  • HUGE Victory! New Rights for Workers Across the Globe: CAL researched, designed, and is currently testing a contract law mechanism that gives workers producing goods for the US market access to remedy through supplier agreements. In our test case alone, thousands of workers in 178 factories around the world, from Vietnam to Honduras to Pakistan, have been given new rights they can enforce in the event of violations of their labor rights or local environmental law.

Charity meeting with cocoa representatives in Cote d’Ivoire

Charity meeting with cocoa representatives in Cote d’Ivoire

  • Combating Forced and Trafficked Child Labor in the West African Cocoa Industry: CAL is piloting a novel strategy to disrupt the market for forced-labor produced goods. In October 2018, the Harvard Human Rights Clinic hosted CAL and an interdisciplinary group of experts to solicit feedback on how to best leverage this strategy to serve the needs of trafficked children, adult forced laborers, and impoverished cocoa farmers. More details coming in 2019!

  • Litigation Lab: CAL is constantly researching new legal strategies for corporate accountability, in conversation and collaboration with the human rights community. This year, we collaborated with human rights clinics at several law schools, NGOs and affected community partners. We were supported by many devoted, creative, and skilled legal interns, and moved forward truly innovative legal strategy.


CAL’s Fall Fundraising Campaign: “Where in the World is CAL?”

 

Decent Working Conditions Are Possible?

Charity has spanned both East and West Africa in the last month. With stops in Kenya and Côte d’Ivoire in the books, this week she joined Marian University students in Indianapolis to experiment with the ins and outs of global supply chains. Check out our third caper in the "Where in the World is CAL?" campaign, gumshoes!

Corporate Accountability Lab engages with students to show that poor working conditions and abusive supply chains are not an inevitable facet of the global economy. There are structural problems that drive poor wages and conditions--problems that are solvable. 

 

Child labor in our Halloween candy? How frightening!

Charity traveled to Cote d'Ivoire to investigate the use of forced and child labor in the supply chains of major multinational chocolate companies. In the most recent comprehensive study on child labor in the West African cocoa industry, researchers at Tulane University determined that over 2 million children were employed in the sector.

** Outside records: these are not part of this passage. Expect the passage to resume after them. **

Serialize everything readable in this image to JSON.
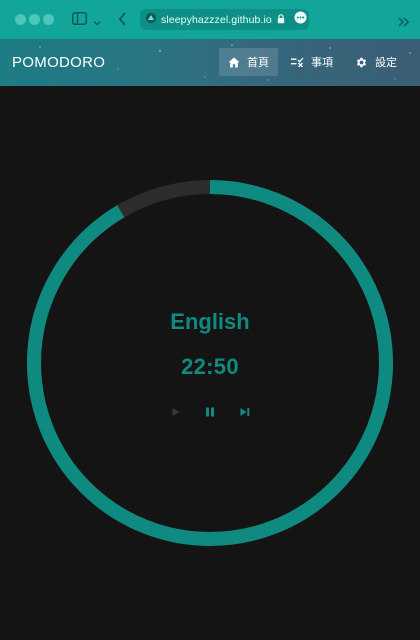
{
  "browser": {
    "url": "sleepyhazzzel.github.io"
  },
  "header": {
    "app_title": "POMODORO",
    "nav": [
      {
        "label": "首頁",
        "icon": "home-icon",
        "active": true
      },
      {
        "label": "事項",
        "icon": "checklist-icon",
        "active": false
      },
      {
        "label": "設定",
        "icon": "gear-icon",
        "active": false
      }
    ]
  },
  "timer": {
    "task_name": "English",
    "time_remaining": "22:50",
    "progress_remaining_fraction": 0.915,
    "controls": [
      {
        "name": "play",
        "icon": "play-icon",
        "enabled": false
      },
      {
        "name": "pause",
        "icon": "pause-icon",
        "enabled": true
      },
      {
        "name": "skip",
        "icon": "skip-next-icon",
        "enabled": true
      }
    ]
  },
  "colors": {
    "accent": "#0f8a80",
    "ring_track": "#2c2c2c",
    "background": "#141414",
    "chrome": "#12a69b"
  }
}
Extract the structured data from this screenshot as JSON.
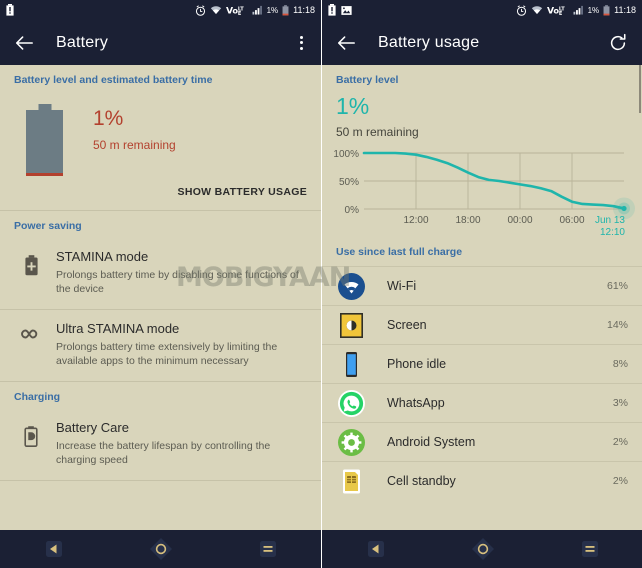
{
  "left": {
    "statusbar": {
      "left_icons": [
        "battery-alert-icon"
      ],
      "alarm_icon": "alarm-icon",
      "wifi_icon": "wifi-icon",
      "volte_icon": "volte-icon",
      "signal_icon": "signal-icon",
      "battery_percent": "1%",
      "battery_icon": "battery-icon",
      "clock": "11:18"
    },
    "appbar": {
      "title": "Battery",
      "back_icon": "back-arrow-icon",
      "overflow_icon": "overflow-menu-icon"
    },
    "section_battery_level": "Battery level and estimated battery time",
    "battery": {
      "percent": "1%",
      "remaining": "50 m remaining",
      "show_usage": "SHOW BATTERY USAGE"
    },
    "section_power_saving": "Power saving",
    "section_charging": "Charging",
    "rows": [
      {
        "icon": "battery-plus-icon",
        "title": "STAMINA mode",
        "subtitle": "Prolongs battery time by disabling some functions of the device"
      },
      {
        "icon": "infinity-icon",
        "title": "Ultra STAMINA mode",
        "subtitle": "Prolongs battery time extensively by limiting the available apps to the minimum necessary"
      },
      {
        "icon": "battery-care-icon",
        "title": "Battery Care",
        "subtitle": "Increase the battery lifespan by controlling the charging speed"
      }
    ]
  },
  "right": {
    "statusbar": {
      "left_icons": [
        "battery-alert-icon",
        "screenshot-icon"
      ],
      "alarm_icon": "alarm-icon",
      "wifi_icon": "wifi-icon",
      "volte_icon": "volte-icon",
      "signal_icon": "signal-icon",
      "battery_percent": "1%",
      "battery_icon": "battery-icon",
      "clock": "11:18"
    },
    "appbar": {
      "title": "Battery usage",
      "back_icon": "back-arrow-icon",
      "refresh_icon": "refresh-icon"
    },
    "section_battery_level": "Battery level",
    "battery": {
      "percent": "1%",
      "remaining": "50 m remaining"
    },
    "use_since": "Use since last full charge",
    "apps": [
      {
        "icon": "wifi-app-icon",
        "name": "Wi-Fi",
        "percent": "61%",
        "color": "#1b4f8f"
      },
      {
        "icon": "screen-app-icon",
        "name": "Screen",
        "percent": "14%",
        "color": "#f0c53a"
      },
      {
        "icon": "phone-idle-icon",
        "name": "Phone idle",
        "percent": "8%",
        "color": "#3f9ff0"
      },
      {
        "icon": "whatsapp-icon",
        "name": "WhatsApp",
        "percent": "3%",
        "color": "#25d366"
      },
      {
        "icon": "android-system-icon",
        "name": "Android System",
        "percent": "2%",
        "color": "#6bbd45"
      },
      {
        "icon": "cell-standby-icon",
        "name": "Cell standby",
        "percent": "2%",
        "color": "#e8c84a"
      }
    ]
  },
  "chart_data": {
    "type": "line",
    "title": "Battery level",
    "xlabel": "",
    "ylabel": "",
    "ylim": [
      0,
      100
    ],
    "ytick_labels": [
      "100%",
      "50%",
      "0%"
    ],
    "ytick_values": [
      100,
      50,
      0
    ],
    "xtick_labels": [
      "12:00",
      "18:00",
      "00:00",
      "06:00"
    ],
    "end_label": {
      "date": "Jun 13",
      "time": "12:10"
    },
    "grid": true,
    "legend": "none",
    "line_color": "#1fb5ab",
    "series": [
      {
        "name": "Battery level",
        "x": [
          0,
          4,
          8,
          12,
          16,
          20,
          24,
          28,
          32,
          36,
          40,
          44,
          48,
          52,
          56,
          60,
          64,
          68,
          72,
          76,
          80,
          84,
          88,
          92,
          96,
          100
        ],
        "values": [
          100,
          100,
          100,
          100,
          99,
          97,
          93,
          88,
          82,
          74,
          65,
          57,
          52,
          50,
          47,
          44,
          41,
          37,
          32,
          22,
          13,
          9,
          8,
          7,
          5,
          1
        ]
      }
    ]
  },
  "watermark": "MOBIGYAAN",
  "navbar": {
    "back_icon": "nav-back-icon",
    "home_icon": "nav-home-icon",
    "recents_icon": "nav-recents-icon"
  },
  "colors": {
    "accent_teal": "#1fb5ab",
    "accent_red": "#b3412e",
    "section_blue": "#3a6ea5",
    "bg": "#d9d5bb",
    "bar": "#1b2034"
  }
}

There are many factors that contribute to this problem, but one is obvious: the price of cocoa is so low that farmers cannot afford to hire workers, and instead rely on various forms of free labor. While raising the price of cocoa won't be enough, without companies paying more for the cocoa they buy, there will never be meaningful progress on eliminating child and forced labor in the sector. 

We spoke to farmers, cooperatives, NGOs and government representatives and gathered a range of perspectives on the problem. We're using this data to design a strategic intervention in the industry to fundamentally change the cocoa economy. In a few months, we'll be unveiling our strategy, so keep an eye on our website!

 

Hello, private eyes!

We hope you saw our intro video (if you didn’t, check it out here) and are ready to join us on our first caper. Your clues were that key agricultural exports include coffee, tea and flowers, and that tea workers from this country sued Unilever in UK courts. Where is she? Watch the video to find out!

 

This fall, CAL is tracking down corporate evildoers!

Throughout the next two months, Charity will be visiting a number of exciting locations to pursue the corporate accountability work of CAL! You'll be able to follow her adventures on social media, with updates about corporate abuse and fun facts about the mystery country she's reporting from.